We wrap around the north ridge and head for the apron of the Y. One year we were able to snowshoe all the way to the apron. This year, we're on talus until we put on crampons at around 12600 feet.
Looks like it's in, but how far?
The winds have been swirling around the Pit on our approach, but things calm down on the face and it's another bluebird day in the Y. The snow down low has not quite transitioned to spring like conditions, but we are very confident with the stability. I take the first lead and it feels a bit steeper than usual as it is very firm, which seems to be a theme with the 3 couloir climbs I've done so far this spring. Little chunks of ice whiz down from time to time, so we have to be cognizant of what is coming down. The good thing about the Y is there hasn't been a problem with rockfall any of the years we've done it.
Hoot enjoying himself:
Our goal this year is to find a route to the elusive far right branch. I think I've done 2 versions of the left branch, the direct branch a few times, and the right branch. The far right branch takes some mixed climbing to traverse into, and there's a good chance it will be too sketchy. Hoot takes a turn right before the split and we head far right to the little headwall we must traverse over to for a shot at the far right branch. It feels a little steeper this time, but there's some powder higher up to make kicking steps easier.
Hoot takes the lead:
Hoot nearing the crux:
The crux isn't bad, but we have to traverse left above the little headwall to weave around another exposed section of rock. We then climb another steeper section and find out that there's way too much ice to surmount to traverse into the far right branch. Hoot has a 2nd tool, but I don't. It isn't worth the risk today for sure, so we downclimb back to the little traverse and get into the direct branch.
The direct finish:

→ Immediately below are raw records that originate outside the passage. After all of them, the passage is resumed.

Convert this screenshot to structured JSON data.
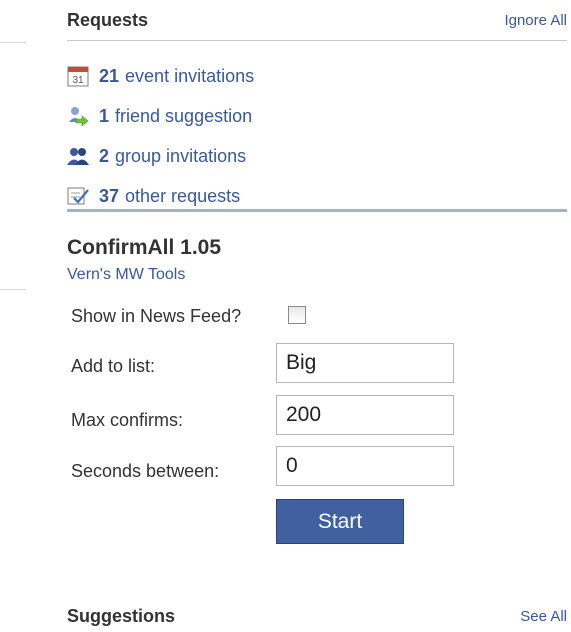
{
  "requests": {
    "title": "Requests",
    "ignore_all": "Ignore All",
    "items": [
      {
        "count": "21",
        "text": "event invitations",
        "icon": "calendar-icon",
        "calendar_day": "31"
      },
      {
        "count": "1",
        "text": "friend suggestion",
        "icon": "friend-suggestion-icon"
      },
      {
        "count": "2",
        "text": "group invitations",
        "icon": "group-icon"
      },
      {
        "count": "37",
        "text": "other requests",
        "icon": "request-checklist-icon"
      }
    ]
  },
  "app": {
    "title": "ConfirmAll 1.05",
    "subtitle": "Vern's MW Tools",
    "show_news_feed_label": "Show in News Feed?",
    "show_news_feed_checked": false,
    "add_to_list_label": "Add to list:",
    "add_to_list_value": "Big",
    "max_confirms_label": "Max confirms:",
    "max_confirms_value": "200",
    "seconds_between_label": "Seconds between:",
    "seconds_between_value": "0",
    "start_label": "Start"
  },
  "suggestions": {
    "title": "Suggestions",
    "see_all": "See All"
  },
  "colors": {
    "link": "#3b5998",
    "heading": "#333333",
    "button": "#4060a0",
    "divider": "#a6b0c8"
  }
}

The direct branch is mostly blown clean of any powder and my calves are burning as we're front pointing quite a bit. I'm feeling that 6K vertical now! The direct branch doesn't get any steeper than 45 degrees, but that's steep enough to get your attention when it's this firm. We can see Dave at the top of the couloir and it seems to take forever to get there, but we make decent time despite the backtrack and top out at 11:30am to some tourists taking some shots of our climb! Dave must have attracted the paparazzi looking down!
Dave Hale gets a nice shot of us coming up:
Hoot topping out:
We enjoy a nice, long break in the summit house and Hoot decides to head down the Crags with us to make it a grand tour for him up Barr, through the Y, and down the Crags. The trail down to the road is a bit tedious with the snowy talus, but not bad. There are a few groups still making their way to the top. The good thing about the Crags is it's a pretty speedy descent with snow. The snow is a bit too soft to glissade much. The tradition lives on climbing the Y! Maybe will get that elusive far right branch next year with more snow!
Thumbnails for uploaded photos (click to open slideshow):